(Data about app and page elements)

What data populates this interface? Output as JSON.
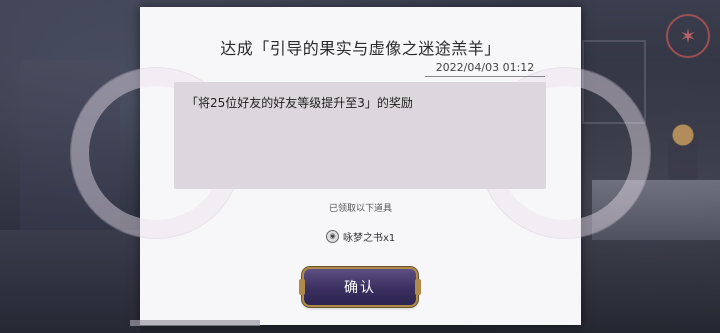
{
  "dialog": {
    "title": "达成「引导的果实与虚像之迷途羔羊」",
    "date": "2022/04/03 01:12",
    "message": "「将25位好友的好友等级提升至3」的奖励",
    "received_label": "已领取以下道具",
    "item": {
      "name": "咏梦之书x1",
      "icon": "book-coin-icon"
    },
    "confirm_label": "确认"
  },
  "colors": {
    "panel": "#f7f6f8",
    "message_box": "#dcd7dc",
    "button_purple": "#3b3060",
    "button_gold": "#b08a4a"
  }
}
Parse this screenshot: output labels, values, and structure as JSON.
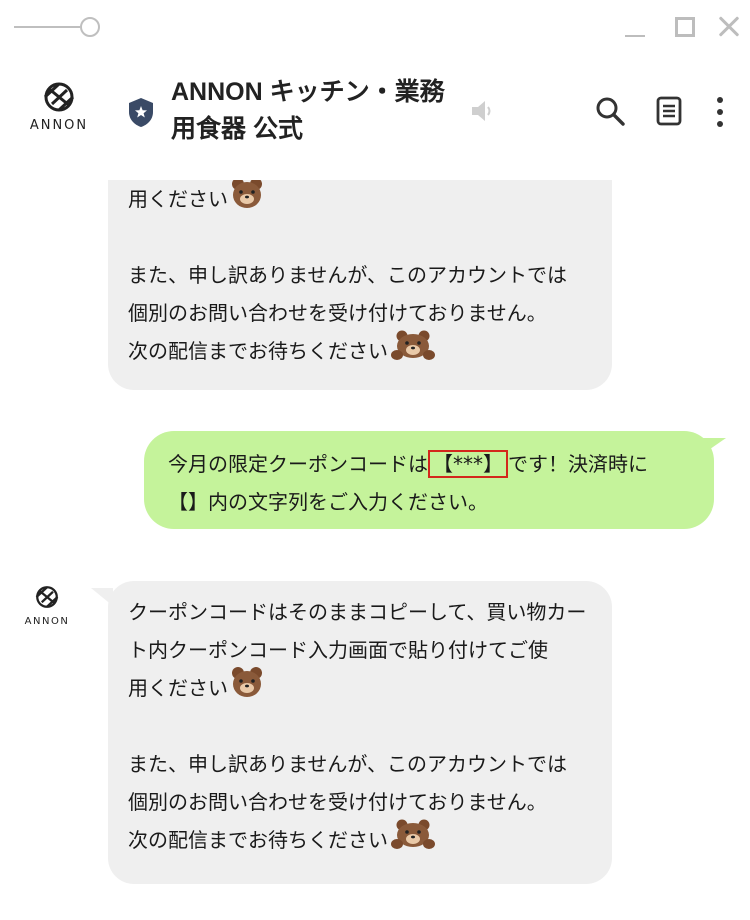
{
  "window": {
    "controls": [
      "minimize",
      "maximize",
      "close"
    ]
  },
  "header": {
    "logo_text": "ANNON",
    "title_line1": "ANNON キッチン・業務",
    "title_line2": "用食器 公式",
    "icons": [
      "shield-icon",
      "speaker-icon",
      "search-icon",
      "note-icon",
      "more-icon"
    ]
  },
  "messages": {
    "top": {
      "lines": [
        "用ください",
        "",
        "また、申し訳ありませんが、このアカウントでは",
        "個別のお問い合わせを受け付けておりません。",
        "次の配信までお待ちください"
      ]
    },
    "outgoing": {
      "line1_before": "今月の限定クーポンコードは",
      "line1_code": "【***】",
      "line1_after": "です！決済時に",
      "line2": "【】内の文字列をご入力ください。"
    },
    "bottom": {
      "sender": "ANNON",
      "lines": [
        "クーポンコードはそのままコピーして、買い物カー",
        "ト内クーポンコード入力画面で貼り付けてご使",
        "用ください",
        "",
        "また、申し訳ありませんが、このアカウントでは",
        "個別のお問い合わせを受け付けておりません。",
        "次の配信までお待ちください"
      ]
    }
  },
  "colors": {
    "incoming_bubble": "#efefef",
    "outgoing_bubble": "#c5f39b",
    "code_highlight_border": "#d3271c",
    "bear_brown": "#8a5a3a"
  }
}
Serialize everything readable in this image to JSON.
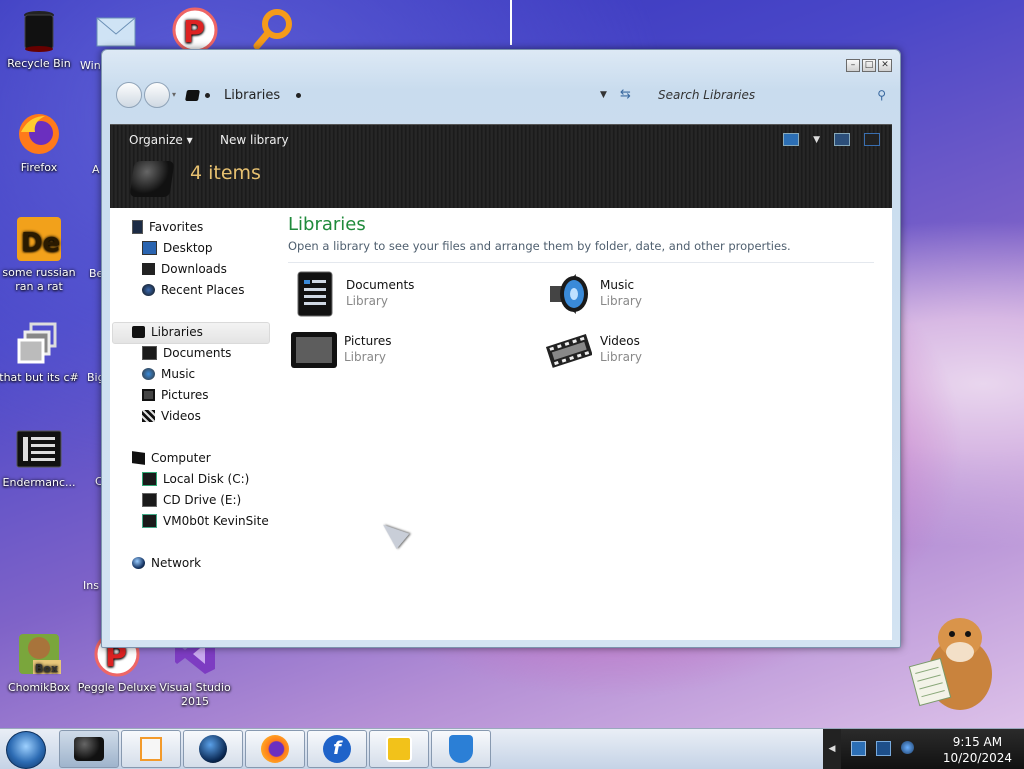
{
  "desktop": {
    "icons": [
      {
        "label": "Recycle Bin"
      },
      {
        "label": "Firefox"
      },
      {
        "label": "some russian ran a rat"
      },
      {
        "label": "that but its c#"
      },
      {
        "label": "Endermanc..."
      },
      {
        "label": "ChomikBox"
      },
      {
        "label": "Peggle Deluxe"
      },
      {
        "label": "Visual Studio 2015"
      }
    ],
    "clipped_labels": [
      "Win",
      "A",
      "Be",
      "Big",
      "C",
      "Ins"
    ]
  },
  "window": {
    "address": {
      "location": "Libraries"
    },
    "search": {
      "placeholder": "Search Libraries"
    },
    "toolbar": {
      "organize_label": "Organize ▾",
      "new_library_label": "New library",
      "item_count": "4 items"
    },
    "nav_tree": {
      "favorites": {
        "label": "Favorites",
        "items": [
          "Desktop",
          "Downloads",
          "Recent Places"
        ]
      },
      "libraries": {
        "label": "Libraries",
        "items": [
          "Documents",
          "Music",
          "Pictures",
          "Videos"
        ]
      },
      "computer": {
        "label": "Computer",
        "items": [
          "Local Disk (C:)",
          "CD Drive (E:)",
          "VM0b0t KevinSite"
        ]
      },
      "network": {
        "label": "Network"
      }
    },
    "content": {
      "title": "Libraries",
      "subtitle": "Open a library to see your files and arrange them by folder, date, and other properties.",
      "libraries": [
        {
          "name": "Documents",
          "type": "Library",
          "icon": "documents-library-icon"
        },
        {
          "name": "Music",
          "type": "Library",
          "icon": "music-library-icon"
        },
        {
          "name": "Pictures",
          "type": "Library",
          "icon": "pictures-library-icon"
        },
        {
          "name": "Videos",
          "type": "Library",
          "icon": "videos-library-icon"
        }
      ]
    }
  },
  "taskbar": {
    "clock": {
      "time": "9:15 AM",
      "date": "10/20/2024"
    }
  },
  "colors": {
    "accent_green": "#1f8a3b",
    "item_count_gold": "#e6c070",
    "toolbar_dark": "#1d1d1d"
  }
}
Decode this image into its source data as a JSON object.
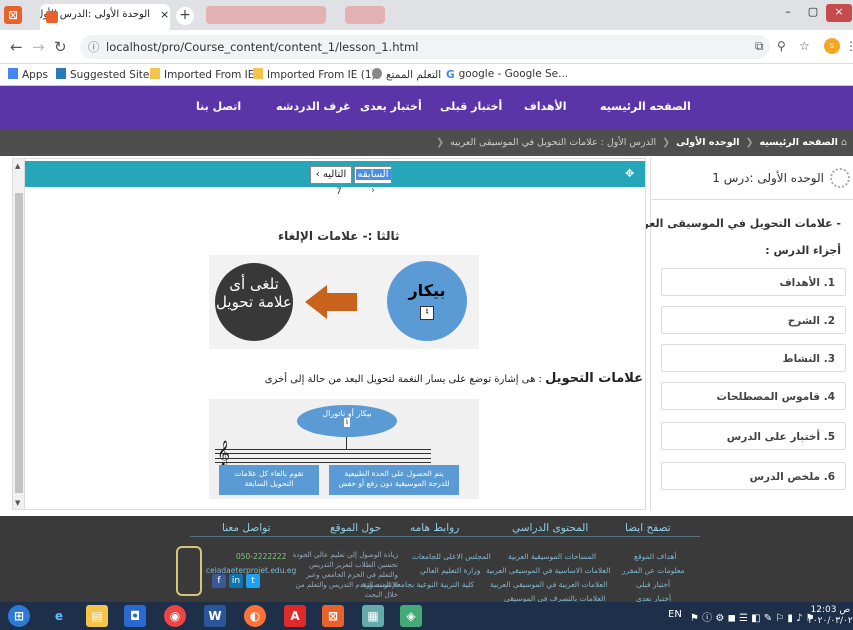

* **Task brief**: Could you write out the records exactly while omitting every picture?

* **Exercise solution**:
What data populates this interface? Output as JSON.
{
  "dialog": {
    "title": "达成「引导的果实与虚像之迷途羔羊」",
    "date": "2022/04/03 01:12",
    "message": "「将25位好友的好友等级提升至3」的奖励",
    "received_label": "已领取以下道具",
    "item": {
      "name": "咏梦之书x1",
      "icon": "book-coin-icon"
    },
    "confirm_label": "确认"
  },
  "colors": {
    "panel": "#f7f6f8",
    "message_box": "#dcd7dc",
    "button_purple": "#3b3060",
    "button_gold": "#b08a4a"
  }
}
Parse this screenshot: output labels, values, and structure as JSON.
{
  "window": {
    "controls": [
      "minimize",
      "maximize",
      "close"
    ]
  },
  "header": {
    "logo_text": "ANNON",
    "title_line1": "ANNON キッチン・業務",
    "title_line2": "用食器 公式",
    "icons": [
      "shield-icon",
      "speaker-icon",
      "search-icon",
      "note-icon",
      "more-icon"
    ]
  },
  "messages": {
    "top": {
      "lines": [
        "用ください",
        "",
        "また、申し訳ありませんが、このアカウントでは",
        "個別のお問い合わせを受け付けておりません。",
        "次の配信までお待ちください"
      ]
    },
    "outgoing": {
      "line1_before": "今月の限定クーポンコードは",
      "line1_code": "【***】",
      "line1_after": "です！決済時に",
      "line2": "【】内の文字列をご入力ください。"
    },
    "bottom": {
      "sender": "ANNON",
      "lines": [
        "クーポンコードはそのままコピーして、買い物カー",
        "ト内クーポンコード入力画面で貼り付けてご使",
        "用ください",
        "",
        "また、申し訳ありませんが、このアカウントでは",
        "個別のお問い合わせを受け付けておりません。",
        "次の配信までお待ちください"
      ]
    }
  },
  "colors": {
    "incoming_bubble": "#efefef",
    "outgoing_bubble": "#c5f39b",
    "code_highlight_border": "#d3271c",
    "bear_brown": "#8a5a3a"
  }
}
Serialize everything readable in this image to JSON.
{
  "desktop": {
    "icons": [
      {
        "label": "Recycle Bin"
      },
      {
        "label": "Firefox"
      },
      {
        "label": "some russian ran a rat"
      },
      {
        "label": "that but its c#"
      },
      {
        "label": "Endermanc..."
      },
      {
        "label": "ChomikBox"
      },
      {
        "label": "Peggle Deluxe"
      },
      {
        "label": "Visual Studio 2015"
      }
    ],
    "clipped_labels": [
      "Win",
      "A",
      "Be",
      "Big",
      "C",
      "Ins"
    ]
  },
  "window": {
    "address": {
      "location": "Libraries"
    },
    "search": {
      "placeholder": "Search Libraries"
    },
    "toolbar": {
      "organize_label": "Organize ▾",
      "new_library_label": "New library",
      "item_count": "4 items"
    },
    "nav_tree": {
      "favorites": {
        "label": "Favorites",
        "items": [
          "Desktop",
          "Downloads",
          "Recent Places"
        ]
      },
      "libraries": {
        "label": "Libraries",
        "items": [
          "Documents",
          "Music",
          "Pictures",
          "Videos"
        ]
      },
      "computer": {
        "label": "Computer",
        "items": [
          "Local Disk (C:)",
          "CD Drive (E:)",
          "VM0b0t KevinSite"
        ]
      },
      "network": {
        "label": "Network"
      }
    },
    "content": {
      "title": "Libraries",
      "subtitle": "Open a library to see your files and arrange them by folder, date, and other properties.",
      "libraries": [
        {
          "name": "Documents",
          "type": "Library",
          "icon": "documents-library-icon"
        },
        {
          "name": "Music",
          "type": "Library",
          "icon": "music-library-icon"
        },
        {
          "name": "Pictures",
          "type": "Library",
          "icon": "pictures-library-icon"
        },
        {
          "name": "Videos",
          "type": "Library",
          "icon": "videos-library-icon"
        }
      ]
    }
  },
  "taskbar": {
    "clock": {
      "time": "9:15 AM",
      "date": "10/20/2024"
    }
  },
  "colors": {
    "accent_green": "#1f8a3b",
    "item_count_gold": "#e6c070",
    "toolbar_dark": "#1d1d1d"
  }
}
Decode this image into its source data as a JSON object.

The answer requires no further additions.